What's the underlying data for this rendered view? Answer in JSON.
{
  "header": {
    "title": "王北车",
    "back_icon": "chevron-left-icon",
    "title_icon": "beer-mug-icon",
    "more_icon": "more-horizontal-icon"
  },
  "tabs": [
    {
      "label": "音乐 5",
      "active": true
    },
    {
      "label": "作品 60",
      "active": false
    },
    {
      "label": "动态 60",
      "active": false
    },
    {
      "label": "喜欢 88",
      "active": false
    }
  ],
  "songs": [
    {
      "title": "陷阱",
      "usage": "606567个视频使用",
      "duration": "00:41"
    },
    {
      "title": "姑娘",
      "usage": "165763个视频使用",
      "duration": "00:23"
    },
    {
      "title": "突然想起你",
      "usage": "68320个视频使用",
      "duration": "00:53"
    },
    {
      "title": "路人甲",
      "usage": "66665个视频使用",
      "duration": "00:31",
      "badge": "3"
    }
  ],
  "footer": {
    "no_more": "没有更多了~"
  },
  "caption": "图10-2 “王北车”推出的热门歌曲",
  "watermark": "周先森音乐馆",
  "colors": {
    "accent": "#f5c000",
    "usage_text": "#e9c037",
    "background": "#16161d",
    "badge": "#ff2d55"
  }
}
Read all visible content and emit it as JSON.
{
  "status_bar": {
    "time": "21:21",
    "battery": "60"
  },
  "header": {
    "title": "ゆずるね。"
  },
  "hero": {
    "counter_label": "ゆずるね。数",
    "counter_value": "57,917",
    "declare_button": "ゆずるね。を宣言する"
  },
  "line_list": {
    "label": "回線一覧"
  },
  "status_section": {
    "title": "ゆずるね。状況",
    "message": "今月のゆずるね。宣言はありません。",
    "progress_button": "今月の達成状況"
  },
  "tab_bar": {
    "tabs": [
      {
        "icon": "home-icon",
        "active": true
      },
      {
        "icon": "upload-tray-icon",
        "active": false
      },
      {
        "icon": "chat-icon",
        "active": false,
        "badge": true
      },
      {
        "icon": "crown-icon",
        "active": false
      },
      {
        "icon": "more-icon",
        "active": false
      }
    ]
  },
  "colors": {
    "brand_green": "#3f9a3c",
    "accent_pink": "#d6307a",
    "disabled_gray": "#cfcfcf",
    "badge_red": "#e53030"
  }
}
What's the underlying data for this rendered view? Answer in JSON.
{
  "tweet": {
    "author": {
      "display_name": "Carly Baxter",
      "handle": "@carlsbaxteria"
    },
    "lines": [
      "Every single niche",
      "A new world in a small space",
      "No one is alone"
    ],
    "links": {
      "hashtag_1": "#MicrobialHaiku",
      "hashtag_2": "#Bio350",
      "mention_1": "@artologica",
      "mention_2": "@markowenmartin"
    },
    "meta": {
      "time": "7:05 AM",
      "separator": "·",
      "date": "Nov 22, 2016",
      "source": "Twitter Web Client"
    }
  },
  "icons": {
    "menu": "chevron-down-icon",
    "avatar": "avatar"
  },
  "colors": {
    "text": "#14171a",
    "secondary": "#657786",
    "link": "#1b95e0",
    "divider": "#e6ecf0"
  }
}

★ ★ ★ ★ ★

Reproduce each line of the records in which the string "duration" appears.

      "duration": "00:41"
      "duration": "00:23"
      "duration": "00:53"
      "duration": "00:31",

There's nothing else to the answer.